Take five with Dr Lisa Stewart

The Associate Head of the School of Nursing debunks some of the myths and misconceptions about nursing as a career.

Dr Lisa Stewart (second from left, front row) is the Associate Head of the School of Nursing.

Q. What’s the most commonly asked question about our Nursing programme?

A. We are often asked if our Nursing programme is all theory and the answer is ‘no’.  Our student nurses get practical training in a range of clinical settings throughout the programme and this begins in their first year with a three-week acute care placement.

Q. Is nursing a female profession?

A. Historically, nursing was a male dominated career. Florence Nightingale, credited with founding modern nursing, had a strong influence on declaring women more suited to the role - however this was during the Victorian era and Nursing has come a long way since then. There are a number of male nurses and an increasing number of male nursing students. Gender does not determine who should or would be a good nurse but rather a person’s ability to apply in-depth knowledge, effective communication, people skills, leadership and teamwork are the attributes that makes a great nurse.

Q. Do nurses just do the work doctors do not want to do?

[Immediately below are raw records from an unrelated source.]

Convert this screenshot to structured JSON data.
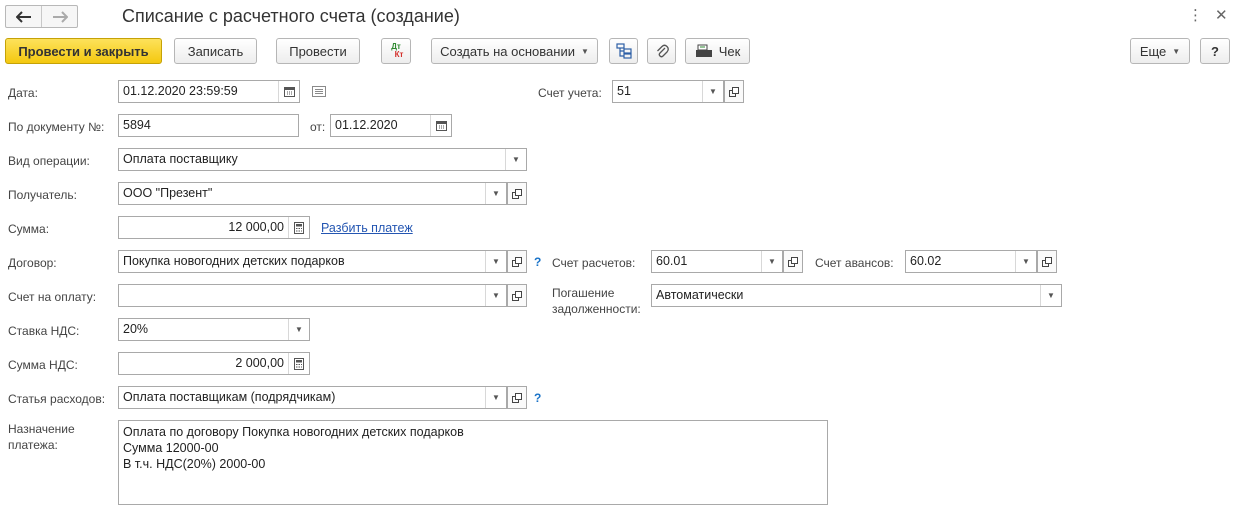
{
  "window": {
    "title": "Списание с расчетного счета (создание)",
    "menu_icon": "more-vertical-icon",
    "close_icon": "close-icon"
  },
  "toolbar": {
    "post_close": "Провести и закрыть",
    "save": "Записать",
    "post": "Провести",
    "dt_kt_top": "Дт",
    "dt_kt_bottom": "Кт",
    "create_based": "Создать на основании",
    "receipt": "Чек",
    "more": "Еще",
    "help": "?"
  },
  "form": {
    "date": {
      "label": "Дата:",
      "value": "01.12.2020 23:59:59"
    },
    "account": {
      "label": "Счет учета:",
      "value": "51"
    },
    "doc_number": {
      "label": "По документу №:",
      "value": "5894"
    },
    "doc_date": {
      "label": "от:",
      "value": "01.12.2020"
    },
    "operation": {
      "label": "Вид операции:",
      "value": "Оплата поставщику"
    },
    "recipient": {
      "label": "Получатель:",
      "value": "ООО \"Презент\""
    },
    "amount": {
      "label": "Сумма:",
      "value": "12 000,00"
    },
    "split_payment": "Разбить платеж",
    "contract": {
      "label": "Договор:",
      "value": "Покупка новогодних детских подарков",
      "help": "?"
    },
    "settlement_account": {
      "label": "Счет расчетов:",
      "value": "60.01"
    },
    "advance_account": {
      "label": "Счет авансов:",
      "value": "60.02"
    },
    "invoice": {
      "label": "Счет на оплату:",
      "value": ""
    },
    "debt_repayment": {
      "label_line1": "Погашение",
      "label_line2": "задолженности:",
      "value": "Автоматически"
    },
    "vat_rate": {
      "label": "Ставка НДС:",
      "value": "20%"
    },
    "vat_amount": {
      "label": "Сумма НДС:",
      "value": "2 000,00"
    },
    "expense_item": {
      "label": "Статья расходов:",
      "value": "Оплата поставщикам (подрядчикам)",
      "help": "?"
    },
    "purpose": {
      "label_line1": "Назначение",
      "label_line2": "платежа:",
      "lines": [
        "Оплата по договору Покупка новогодних детских подарков",
        "Сумма 12000-00",
        "В т.ч. НДС(20%) 2000-00"
      ]
    }
  }
}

A. The role of a nurse has evolved and changed dramatically over the years. Nurses work autonomously and in collaboration with other health professionals. Nursing focusses on the care of individuals, families and communities, with the aim of supporting them to attain, maintain or recover optimal health and quality of life. The role of nurses differs from that of a doctor and focusses more on the human impact of illness, disease or impairment. Furthermore, nursing is rated as one of the most respected professions worldwide, is the largest professional group in healthcare and is a vital component of the healthcare system.

Q. Do nurses just work in hospitals?

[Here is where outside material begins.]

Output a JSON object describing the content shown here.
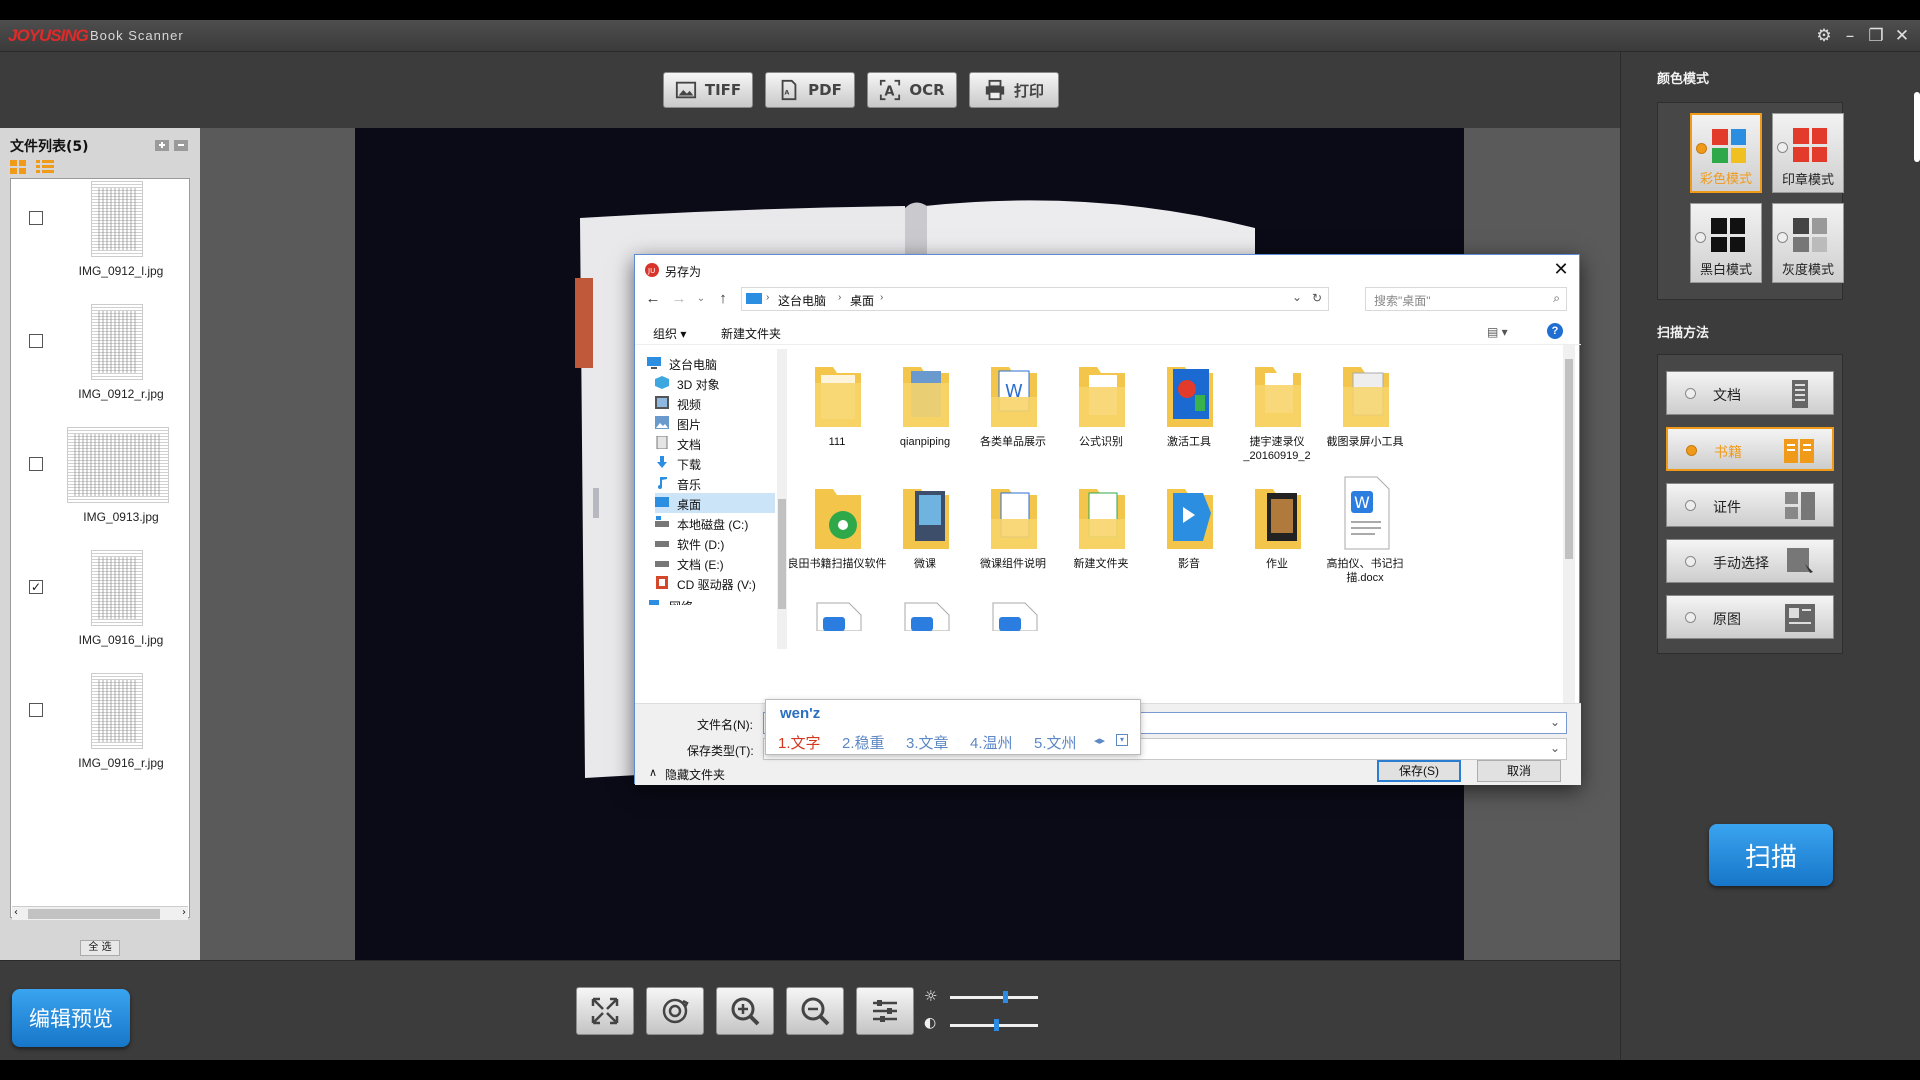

A. Nurses work in a range of settings from hospitals to community based settings. There is increasing scope for nurses to achieve leadership and advanced practice roles especially in community and aged residential care settings where there is a high demand for Nurse Practitioners. Other areas nurses can work in are mental health services, public health settings, palliative care and child health.

Q. Once I get a job as a nurse, how easy is it to move from one clinical setting to another?

A. Because the nursing education you receive to become a registered nurse exposes you to a number of different care settings, you are classified as a comprehensive nurse which means you can work in any clinical field. Therefore becoming a nurse offers lots of flexibility and the opportunity for a multi-dimensional, dynamic and varied career. In addition, New Zealand trained nurses are highly sought after internationally so nursing is a great qualification to have before embarking on your OE.